Edinburgh Research Explorer

Transparency in surgical randomised controlled trials: cross-sectional, observational study

Research output: Contribution to journalArticle

Related Edinburgh Organisations

Open Access permissions



  • Download as Adobe PDF

    Final published version, 339 KB, PDF document

    Licence: Creative Commons: Attribution (CC-BY)

Original languageEnglish
JournalBMJ Open
Publication statusPublished - 15 Aug 2020


Objective To explore transparency in surgical randomised controlled trials with respect to trial registration, disclosure of funding sources, conflicts of interest, and data sharing.
Design Cross sectional review of published randomised controlled trials.
Setting Surgical randomised controlled trials involving human participants undergoing any kind of invasive surgery
Data sources Ten high impact journals were systematically searched for randomised controlled trials, published in the years 2009, 2012, 2015, and 2018. Data was extracted following manual inspection of manuscripts.
Main outcome measure Four domains of transparency were explored. These included trial registration on a public-accessible database, presence of a funding statement, presence of a conflict of interest statement, and presence of a statement relating to data sharing.
Results Of 611 published trials, 475 were eligible for analysis. Three-hundred and ninety-seven (83.6%) were registered, of which 190 (47.9%) were done prospectively. Compliance to prospective registration increased over time (26.0% in 2009, 33.0% in 2012, 53.5% in 2015, and 72.7% in 2018). Funding statements were provided in 55%, 65%, 69.4%, and 75.4% of manuscripts, respectively. Conflicts of interest statements were provided in 49.5%, 89.1%, 94.6%, and 98.3% of manuscript, respectively. Data sharing statements were present in only 15 (3.2%) RCTs. Eleven of these were in studies published most recently in 2018.
Conclusion Trial registration, presence of funding statements, and disclosure of personal conflicts in surgical RCTs have improved rapidly over the last 10 years. In contrast, disclosure of data sharing plans is exceptionally low. This may contribute to research waste and represents an essential target for improvement.

Strengths and limitations of this study
• Surgical RCTs published between 2008-2018 were considered in this study, which permitted an assessment of transparency over time.
• Included RCTs were from a sample of high impact surgical and general medical journals, which restricts the generalisability of findings across a broader population

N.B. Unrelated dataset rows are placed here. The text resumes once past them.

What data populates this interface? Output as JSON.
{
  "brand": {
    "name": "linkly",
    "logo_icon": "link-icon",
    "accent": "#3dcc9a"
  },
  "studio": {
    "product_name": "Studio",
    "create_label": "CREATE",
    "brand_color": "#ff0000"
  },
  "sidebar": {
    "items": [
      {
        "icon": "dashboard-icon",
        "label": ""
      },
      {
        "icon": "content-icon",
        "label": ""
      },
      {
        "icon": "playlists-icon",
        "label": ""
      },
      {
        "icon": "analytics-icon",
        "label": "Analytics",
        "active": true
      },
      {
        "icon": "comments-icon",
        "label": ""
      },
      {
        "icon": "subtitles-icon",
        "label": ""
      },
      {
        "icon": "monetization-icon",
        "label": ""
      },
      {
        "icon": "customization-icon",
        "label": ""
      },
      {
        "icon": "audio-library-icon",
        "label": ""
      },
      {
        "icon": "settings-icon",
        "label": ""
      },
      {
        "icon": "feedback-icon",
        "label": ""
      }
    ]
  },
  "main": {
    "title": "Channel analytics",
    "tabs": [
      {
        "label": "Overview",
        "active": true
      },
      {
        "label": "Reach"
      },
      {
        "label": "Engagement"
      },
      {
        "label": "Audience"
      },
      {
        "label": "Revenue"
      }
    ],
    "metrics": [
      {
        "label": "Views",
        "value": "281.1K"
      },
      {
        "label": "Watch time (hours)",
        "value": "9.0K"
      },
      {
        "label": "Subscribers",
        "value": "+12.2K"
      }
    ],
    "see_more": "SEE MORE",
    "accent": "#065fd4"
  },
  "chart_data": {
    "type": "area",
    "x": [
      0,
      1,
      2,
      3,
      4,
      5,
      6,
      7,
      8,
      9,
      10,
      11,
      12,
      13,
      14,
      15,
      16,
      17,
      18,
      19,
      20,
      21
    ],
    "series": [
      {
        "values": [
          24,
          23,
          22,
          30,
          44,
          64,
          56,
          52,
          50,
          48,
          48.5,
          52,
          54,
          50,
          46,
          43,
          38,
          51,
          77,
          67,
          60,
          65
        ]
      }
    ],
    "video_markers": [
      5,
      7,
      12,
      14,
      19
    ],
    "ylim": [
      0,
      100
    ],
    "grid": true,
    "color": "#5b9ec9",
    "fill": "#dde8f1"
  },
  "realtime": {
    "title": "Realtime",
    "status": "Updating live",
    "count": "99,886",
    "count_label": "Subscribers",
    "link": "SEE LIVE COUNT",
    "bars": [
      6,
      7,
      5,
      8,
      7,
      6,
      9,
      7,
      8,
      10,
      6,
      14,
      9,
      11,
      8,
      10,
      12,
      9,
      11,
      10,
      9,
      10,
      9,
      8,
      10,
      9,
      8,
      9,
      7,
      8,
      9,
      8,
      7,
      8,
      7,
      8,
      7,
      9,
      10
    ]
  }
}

• The study considered author-reported statements of funding, conflicts, and data sharing, which may introduce bias or inaccuracies due to self-reporting.

Download statistics

No data available

ID: 131009735